■ **EXTRACTED INFORMATION**:
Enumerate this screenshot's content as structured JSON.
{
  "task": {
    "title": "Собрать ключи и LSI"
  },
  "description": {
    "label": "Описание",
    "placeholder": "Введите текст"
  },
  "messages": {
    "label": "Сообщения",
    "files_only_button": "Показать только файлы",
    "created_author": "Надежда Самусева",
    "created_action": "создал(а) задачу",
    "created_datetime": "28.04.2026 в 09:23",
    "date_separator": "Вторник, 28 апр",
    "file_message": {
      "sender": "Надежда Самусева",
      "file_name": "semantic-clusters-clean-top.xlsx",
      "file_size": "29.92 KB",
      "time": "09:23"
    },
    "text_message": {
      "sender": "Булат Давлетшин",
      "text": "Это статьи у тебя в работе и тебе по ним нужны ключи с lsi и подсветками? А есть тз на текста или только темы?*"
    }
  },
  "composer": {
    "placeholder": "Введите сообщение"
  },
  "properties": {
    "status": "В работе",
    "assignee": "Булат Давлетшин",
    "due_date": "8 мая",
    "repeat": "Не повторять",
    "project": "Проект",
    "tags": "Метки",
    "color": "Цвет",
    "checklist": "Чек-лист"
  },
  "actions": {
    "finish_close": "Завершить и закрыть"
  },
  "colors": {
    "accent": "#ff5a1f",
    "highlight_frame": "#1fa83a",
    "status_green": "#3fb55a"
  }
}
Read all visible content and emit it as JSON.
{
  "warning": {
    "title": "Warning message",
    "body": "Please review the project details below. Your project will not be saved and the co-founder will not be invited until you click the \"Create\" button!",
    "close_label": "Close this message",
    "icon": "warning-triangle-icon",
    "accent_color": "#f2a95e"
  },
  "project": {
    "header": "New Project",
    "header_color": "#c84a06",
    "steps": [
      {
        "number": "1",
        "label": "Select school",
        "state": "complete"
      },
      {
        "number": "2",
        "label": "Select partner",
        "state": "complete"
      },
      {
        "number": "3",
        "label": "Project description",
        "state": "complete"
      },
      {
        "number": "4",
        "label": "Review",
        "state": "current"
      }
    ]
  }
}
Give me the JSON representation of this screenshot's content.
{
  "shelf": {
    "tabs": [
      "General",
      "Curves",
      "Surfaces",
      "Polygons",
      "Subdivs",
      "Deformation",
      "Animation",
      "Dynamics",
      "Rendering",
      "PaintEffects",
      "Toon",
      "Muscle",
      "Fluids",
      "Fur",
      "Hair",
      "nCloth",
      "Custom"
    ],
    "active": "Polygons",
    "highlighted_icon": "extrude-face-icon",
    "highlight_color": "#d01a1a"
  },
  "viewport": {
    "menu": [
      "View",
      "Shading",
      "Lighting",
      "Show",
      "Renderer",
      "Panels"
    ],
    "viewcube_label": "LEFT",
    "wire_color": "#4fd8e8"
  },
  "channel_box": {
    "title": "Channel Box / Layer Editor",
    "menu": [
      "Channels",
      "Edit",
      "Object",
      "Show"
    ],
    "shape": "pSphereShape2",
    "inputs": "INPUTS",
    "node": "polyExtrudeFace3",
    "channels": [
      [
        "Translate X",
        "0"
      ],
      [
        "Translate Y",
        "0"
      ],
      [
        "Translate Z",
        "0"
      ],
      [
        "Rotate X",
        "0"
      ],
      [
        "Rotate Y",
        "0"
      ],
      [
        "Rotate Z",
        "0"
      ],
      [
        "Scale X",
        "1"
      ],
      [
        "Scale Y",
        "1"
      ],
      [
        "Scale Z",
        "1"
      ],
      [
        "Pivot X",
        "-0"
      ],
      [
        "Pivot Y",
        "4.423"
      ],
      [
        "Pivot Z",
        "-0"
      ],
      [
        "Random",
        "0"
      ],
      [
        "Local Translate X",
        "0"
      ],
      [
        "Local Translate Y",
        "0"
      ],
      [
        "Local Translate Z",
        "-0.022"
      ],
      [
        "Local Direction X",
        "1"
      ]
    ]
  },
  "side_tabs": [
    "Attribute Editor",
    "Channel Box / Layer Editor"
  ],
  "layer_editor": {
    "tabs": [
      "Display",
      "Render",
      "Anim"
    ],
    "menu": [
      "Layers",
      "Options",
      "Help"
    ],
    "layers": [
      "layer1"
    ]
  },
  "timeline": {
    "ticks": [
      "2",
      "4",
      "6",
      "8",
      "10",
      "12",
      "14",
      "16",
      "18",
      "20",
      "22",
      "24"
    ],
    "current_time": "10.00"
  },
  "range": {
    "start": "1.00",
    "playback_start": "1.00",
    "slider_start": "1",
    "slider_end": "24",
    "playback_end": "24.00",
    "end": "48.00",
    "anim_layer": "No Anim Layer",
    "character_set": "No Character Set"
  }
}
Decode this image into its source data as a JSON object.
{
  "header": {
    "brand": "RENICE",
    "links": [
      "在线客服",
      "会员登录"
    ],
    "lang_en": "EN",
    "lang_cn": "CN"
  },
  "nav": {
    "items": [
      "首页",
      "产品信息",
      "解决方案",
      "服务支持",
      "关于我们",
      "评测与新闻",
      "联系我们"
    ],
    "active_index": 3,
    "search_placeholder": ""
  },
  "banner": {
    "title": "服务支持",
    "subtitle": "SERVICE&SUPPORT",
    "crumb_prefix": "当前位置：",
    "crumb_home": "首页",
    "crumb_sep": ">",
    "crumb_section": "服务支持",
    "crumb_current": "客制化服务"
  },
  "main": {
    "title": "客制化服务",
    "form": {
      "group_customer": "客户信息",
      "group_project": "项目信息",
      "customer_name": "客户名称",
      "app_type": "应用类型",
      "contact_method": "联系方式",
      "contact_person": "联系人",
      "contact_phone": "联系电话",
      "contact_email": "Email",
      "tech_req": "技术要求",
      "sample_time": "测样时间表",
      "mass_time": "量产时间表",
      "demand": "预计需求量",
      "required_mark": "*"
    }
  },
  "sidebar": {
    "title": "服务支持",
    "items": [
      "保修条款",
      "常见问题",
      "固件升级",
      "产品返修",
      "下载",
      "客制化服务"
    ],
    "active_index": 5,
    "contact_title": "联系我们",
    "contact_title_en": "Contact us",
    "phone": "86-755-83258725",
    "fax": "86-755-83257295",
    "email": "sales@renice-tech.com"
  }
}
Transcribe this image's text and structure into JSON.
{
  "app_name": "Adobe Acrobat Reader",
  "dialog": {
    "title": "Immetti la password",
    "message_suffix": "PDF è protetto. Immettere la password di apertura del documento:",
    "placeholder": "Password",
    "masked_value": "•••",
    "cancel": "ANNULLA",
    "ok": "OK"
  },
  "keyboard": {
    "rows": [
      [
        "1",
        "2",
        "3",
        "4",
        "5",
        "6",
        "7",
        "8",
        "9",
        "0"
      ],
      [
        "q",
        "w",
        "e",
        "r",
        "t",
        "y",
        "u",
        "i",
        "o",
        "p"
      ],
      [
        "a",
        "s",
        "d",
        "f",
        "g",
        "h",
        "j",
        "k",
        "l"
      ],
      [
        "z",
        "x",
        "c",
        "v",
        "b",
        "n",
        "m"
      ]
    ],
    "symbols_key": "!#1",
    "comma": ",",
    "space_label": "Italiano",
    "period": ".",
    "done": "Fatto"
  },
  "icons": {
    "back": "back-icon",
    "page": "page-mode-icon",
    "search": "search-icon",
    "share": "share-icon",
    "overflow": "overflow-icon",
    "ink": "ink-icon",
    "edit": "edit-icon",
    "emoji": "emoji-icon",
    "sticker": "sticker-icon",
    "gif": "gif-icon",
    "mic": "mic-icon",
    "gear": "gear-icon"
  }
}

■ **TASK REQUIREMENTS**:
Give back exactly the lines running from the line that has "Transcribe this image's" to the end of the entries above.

■ **YOUR RESPONSE**:
Transcribe this image's text and structure into JSON.
{
  "app_name": "Adobe Acrobat Reader",
  "dialog": {
    "title": "Immetti la password",
    "message_suffix": "PDF è protetto. Immettere la password di apertura del documento:",
    "placeholder": "Password",
    "masked_value": "•••",
    "cancel": "ANNULLA",
    "ok": "OK"
  },
  "keyboard": {
    "rows": [
      [
        "1",
        "2",
        "3",
        "4",
        "5",
        "6",
        "7",
        "8",
        "9",
        "0"
      ],
      [
        "q",
        "w",
        "e",
        "r",
        "t",
        "y",
        "u",
        "i",
        "o",
        "p"
      ],
      [
        "a",
        "s",
        "d",
        "f",
        "g",
        "h",
        "j",
        "k",
        "l"
      ],
      [
        "z",
        "x",
        "c",
        "v",
        "b",
        "n",
        "m"
      ]
    ],
    "symbols_key": "!#1",
    "comma": ",",
    "space_label": "Italiano",
    "period": ".",
    "done": "Fatto"
  },
  "icons": {
    "back": "back-icon",
    "page": "page-mode-icon",
    "search": "search-icon",
    "share": "share-icon",
    "overflow": "overflow-icon",
    "ink": "ink-icon",
    "edit": "edit-icon",
    "emoji": "emoji-icon",
    "sticker": "sticker-icon",
    "gif": "gif-icon",
    "mic": "mic-icon",
    "gear": "gear-icon"
  }
}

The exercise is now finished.